Work to be completed:
Your answer must match the data word for word.
┌──
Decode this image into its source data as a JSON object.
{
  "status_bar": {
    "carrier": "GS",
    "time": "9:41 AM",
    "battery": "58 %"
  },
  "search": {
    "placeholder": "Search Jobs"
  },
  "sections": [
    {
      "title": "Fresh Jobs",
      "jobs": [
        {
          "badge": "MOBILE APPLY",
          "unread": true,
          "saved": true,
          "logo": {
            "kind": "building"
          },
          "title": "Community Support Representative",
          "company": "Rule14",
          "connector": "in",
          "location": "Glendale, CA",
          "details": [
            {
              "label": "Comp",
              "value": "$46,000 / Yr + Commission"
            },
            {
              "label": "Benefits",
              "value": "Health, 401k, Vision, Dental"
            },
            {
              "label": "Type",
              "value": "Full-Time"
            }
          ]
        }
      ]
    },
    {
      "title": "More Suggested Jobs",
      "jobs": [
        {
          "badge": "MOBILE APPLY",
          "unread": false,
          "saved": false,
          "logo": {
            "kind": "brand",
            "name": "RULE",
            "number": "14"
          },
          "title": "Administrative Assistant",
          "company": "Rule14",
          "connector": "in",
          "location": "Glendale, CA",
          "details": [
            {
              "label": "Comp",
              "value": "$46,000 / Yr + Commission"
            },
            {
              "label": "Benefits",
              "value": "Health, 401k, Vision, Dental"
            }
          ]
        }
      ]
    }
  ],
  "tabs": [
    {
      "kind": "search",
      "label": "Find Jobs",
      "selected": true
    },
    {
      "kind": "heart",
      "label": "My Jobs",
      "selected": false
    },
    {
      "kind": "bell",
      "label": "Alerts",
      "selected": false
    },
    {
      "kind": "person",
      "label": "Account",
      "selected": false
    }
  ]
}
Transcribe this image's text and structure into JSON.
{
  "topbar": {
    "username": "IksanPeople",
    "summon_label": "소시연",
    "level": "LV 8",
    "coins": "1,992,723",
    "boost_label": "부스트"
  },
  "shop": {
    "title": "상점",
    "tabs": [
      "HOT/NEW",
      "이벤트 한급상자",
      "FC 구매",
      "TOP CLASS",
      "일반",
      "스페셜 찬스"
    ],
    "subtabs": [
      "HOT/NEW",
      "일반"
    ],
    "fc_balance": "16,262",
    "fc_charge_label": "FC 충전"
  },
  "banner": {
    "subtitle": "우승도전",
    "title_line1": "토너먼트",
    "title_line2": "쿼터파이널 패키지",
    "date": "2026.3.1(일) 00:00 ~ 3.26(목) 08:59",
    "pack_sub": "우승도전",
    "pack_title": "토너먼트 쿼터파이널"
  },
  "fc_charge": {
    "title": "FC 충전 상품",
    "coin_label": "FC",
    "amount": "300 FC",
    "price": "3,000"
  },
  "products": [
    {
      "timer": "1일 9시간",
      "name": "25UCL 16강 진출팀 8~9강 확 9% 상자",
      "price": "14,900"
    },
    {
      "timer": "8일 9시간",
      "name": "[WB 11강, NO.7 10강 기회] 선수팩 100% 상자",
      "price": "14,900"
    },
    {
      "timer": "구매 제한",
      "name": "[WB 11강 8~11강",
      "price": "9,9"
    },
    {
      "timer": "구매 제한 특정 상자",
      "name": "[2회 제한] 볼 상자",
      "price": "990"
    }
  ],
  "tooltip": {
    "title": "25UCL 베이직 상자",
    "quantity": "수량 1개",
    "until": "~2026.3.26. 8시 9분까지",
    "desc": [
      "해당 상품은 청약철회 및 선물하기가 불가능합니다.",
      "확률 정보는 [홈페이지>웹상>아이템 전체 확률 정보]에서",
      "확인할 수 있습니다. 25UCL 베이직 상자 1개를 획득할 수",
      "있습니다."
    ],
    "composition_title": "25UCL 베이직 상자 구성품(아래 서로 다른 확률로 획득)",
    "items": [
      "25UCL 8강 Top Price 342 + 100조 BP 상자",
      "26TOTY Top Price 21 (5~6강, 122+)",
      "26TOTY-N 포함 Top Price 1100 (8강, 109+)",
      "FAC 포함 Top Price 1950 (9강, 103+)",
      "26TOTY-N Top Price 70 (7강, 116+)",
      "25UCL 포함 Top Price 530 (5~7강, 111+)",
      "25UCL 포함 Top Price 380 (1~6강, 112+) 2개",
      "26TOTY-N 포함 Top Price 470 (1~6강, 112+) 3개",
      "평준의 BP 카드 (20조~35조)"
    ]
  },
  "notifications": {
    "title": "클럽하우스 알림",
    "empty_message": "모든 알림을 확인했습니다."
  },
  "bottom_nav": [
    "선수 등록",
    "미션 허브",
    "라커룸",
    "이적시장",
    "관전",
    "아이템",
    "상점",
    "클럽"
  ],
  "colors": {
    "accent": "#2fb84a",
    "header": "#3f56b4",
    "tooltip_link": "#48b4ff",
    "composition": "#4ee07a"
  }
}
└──
Response:
Decode this image into its source data as a JSON object.
{
  "status_bar": {
    "carrier": "GS",
    "time": "9:41 AM",
    "battery": "58 %"
  },
  "search": {
    "placeholder": "Search Jobs"
  },
  "sections": [
    {
      "title": "Fresh Jobs",
      "jobs": [
        {
          "badge": "MOBILE APPLY",
          "unread": true,
          "saved": true,
          "logo": {
            "kind": "building"
          },
          "title": "Community Support Representative",
          "company": "Rule14",
          "connector": "in",
          "location": "Glendale, CA",
          "details": [
            {
              "label": "Comp",
              "value": "$46,000 / Yr + Commission"
            },
            {
              "label": "Benefits",
              "value": "Health, 401k, Vision, Dental"
            },
            {
              "label": "Type",
              "value": "Full-Time"
            }
          ]
        }
      ]
    },
    {
      "title": "More Suggested Jobs",
      "jobs": [
        {
          "badge": "MOBILE APPLY",
          "unread": false,
          "saved": false,
          "logo": {
            "kind": "brand",
            "name": "RULE",
            "number": "14"
          },
          "title": "Administrative Assistant",
          "company": "Rule14",
          "connector": "in",
          "location": "Glendale, CA",
          "details": [
            {
              "label": "Comp",
              "value": "$46,000 / Yr + Commission"
            },
            {
              "label": "Benefits",
              "value": "Health, 401k, Vision, Dental"
            }
          ]
        }
      ]
    }
  ],
  "tabs": [
    {
      "kind": "search",
      "label": "Find Jobs",
      "selected": true
    },
    {
      "kind": "heart",
      "label": "My Jobs",
      "selected": false
    },
    {
      "kind": "bell",
      "label": "Alerts",
      "selected": false
    },
    {
      "kind": "person",
      "label": "Account",
      "selected": false
    }
  ]
}
Transcribe this image's text and structure into JSON.
{
  "topbar": {
    "username": "IksanPeople",
    "summon_label": "소시연",
    "level": "LV 8",
    "coins": "1,992,723",
    "boost_label": "부스트"
  },
  "shop": {
    "title": "상점",
    "tabs": [
      "HOT/NEW",
      "이벤트 한급상자",
      "FC 구매",
      "TOP CLASS",
      "일반",
      "스페셜 찬스"
    ],
    "subtabs": [
      "HOT/NEW",
      "일반"
    ],
    "fc_balance": "16,262",
    "fc_charge_label": "FC 충전"
  },
  "banner": {
    "subtitle": "우승도전",
    "title_line1": "토너먼트",
    "title_line2": "쿼터파이널 패키지",
    "date": "2026.3.1(일) 00:00 ~ 3.26(목) 08:59",
    "pack_sub": "우승도전",
    "pack_title": "토너먼트 쿼터파이널"
  },
  "fc_charge": {
    "title": "FC 충전 상품",
    "coin_label": "FC",
    "amount": "300 FC",
    "price": "3,000"
  },
  "products": [
    {
      "timer": "1일 9시간",
      "name": "25UCL 16강 진출팀 8~9강 확 9% 상자",
      "price": "14,900"
    },
    {
      "timer": "8일 9시간",
      "name": "[WB 11강, NO.7 10강 기회] 선수팩 100% 상자",
      "price": "14,900"
    },
    {
      "timer": "구매 제한",
      "name": "[WB 11강 8~11강",
      "price": "9,9"
    },
    {
      "timer": "구매 제한 특정 상자",
      "name": "[2회 제한] 볼 상자",
      "price": "990"
    }
  ],
  "tooltip": {
    "title": "25UCL 베이직 상자",
    "quantity": "수량 1개",
    "until": "~2026.3.26. 8시 9분까지",
    "desc": [
      "해당 상품은 청약철회 및 선물하기가 불가능합니다.",
      "확률 정보는 [홈페이지>웹상>아이템 전체 확률 정보]에서",
      "확인할 수 있습니다. 25UCL 베이직 상자 1개를 획득할 수",
      "있습니다."
    ],
    "composition_title": "25UCL 베이직 상자 구성품(아래 서로 다른 확률로 획득)",
    "items": [
      "25UCL 8강 Top Price 342 + 100조 BP 상자",
      "26TOTY Top Price 21 (5~6강, 122+)",
      "26TOTY-N 포함 Top Price 1100 (8강, 109+)",
      "FAC 포함 Top Price 1950 (9강, 103+)",
      "26TOTY-N Top Price 70 (7강, 116+)",
      "25UCL 포함 Top Price 530 (5~7강, 111+)",
      "25UCL 포함 Top Price 380 (1~6강, 112+) 2개",
      "26TOTY-N 포함 Top Price 470 (1~6강, 112+) 3개",
      "평준의 BP 카드 (20조~35조)"
    ]
  },
  "notifications": {
    "title": "클럽하우스 알림",
    "empty_message": "모든 알림을 확인했습니다."
  },
  "bottom_nav": [
    "선수 등록",
    "미션 허브",
    "라커룸",
    "이적시장",
    "관전",
    "아이템",
    "상점",
    "클럽"
  ],
  "colors": {
    "accent": "#2fb84a",
    "header": "#3f56b4",
    "tooltip_link": "#48b4ff",
    "composition": "#4ee07a"
  }
}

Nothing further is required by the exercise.